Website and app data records

========================

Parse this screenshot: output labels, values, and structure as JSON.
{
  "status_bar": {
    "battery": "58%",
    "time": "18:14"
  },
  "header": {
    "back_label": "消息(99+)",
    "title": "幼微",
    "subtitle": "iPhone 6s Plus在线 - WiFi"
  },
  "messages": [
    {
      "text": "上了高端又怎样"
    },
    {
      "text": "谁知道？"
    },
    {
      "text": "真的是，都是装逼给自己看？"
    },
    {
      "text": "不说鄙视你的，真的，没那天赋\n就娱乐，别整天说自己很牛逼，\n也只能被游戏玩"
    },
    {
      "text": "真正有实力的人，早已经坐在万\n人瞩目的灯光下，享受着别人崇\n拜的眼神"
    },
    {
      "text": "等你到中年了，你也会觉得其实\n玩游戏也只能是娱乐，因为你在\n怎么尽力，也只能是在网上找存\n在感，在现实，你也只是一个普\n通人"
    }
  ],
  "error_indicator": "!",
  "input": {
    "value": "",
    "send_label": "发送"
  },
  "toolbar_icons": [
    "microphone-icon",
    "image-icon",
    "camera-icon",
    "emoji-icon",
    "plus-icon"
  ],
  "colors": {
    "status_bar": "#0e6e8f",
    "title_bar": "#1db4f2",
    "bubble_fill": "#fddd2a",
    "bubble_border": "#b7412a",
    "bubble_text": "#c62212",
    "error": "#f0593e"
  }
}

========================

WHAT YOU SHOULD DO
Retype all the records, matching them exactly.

EXERCISE RESULT
Parse this screenshot: output labels, values, and structure as JSON.
{
  "status_bar": {
    "battery": "58%",
    "time": "18:14"
  },
  "header": {
    "back_label": "消息(99+)",
    "title": "幼微",
    "subtitle": "iPhone 6s Plus在线 - WiFi"
  },
  "messages": [
    {
      "text": "上了高端又怎样"
    },
    {
      "text": "谁知道？"
    },
    {
      "text": "真的是，都是装逼给自己看？"
    },
    {
      "text": "不说鄙视你的，真的，没那天赋\n就娱乐，别整天说自己很牛逼，\n也只能被游戏玩"
    },
    {
      "text": "真正有实力的人，早已经坐在万\n人瞩目的灯光下，享受着别人崇\n拜的眼神"
    },
    {
      "text": "等你到中年了，你也会觉得其实\n玩游戏也只能是娱乐，因为你在\n怎么尽力，也只能是在网上找存\n在感，在现实，你也只是一个普\n通人"
    }
  ],
  "error_indicator": "!",
  "input": {
    "value": "",
    "send_label": "发送"
  },
  "toolbar_icons": [
    "microphone-icon",
    "image-icon",
    "camera-icon",
    "emoji-icon",
    "plus-icon"
  ],
  "colors": {
    "status_bar": "#0e6e8f",
    "title_bar": "#1db4f2",
    "bubble_fill": "#fddd2a",
    "bubble_border": "#b7412a",
    "bubble_text": "#c62212",
    "error": "#f0593e"
  }
}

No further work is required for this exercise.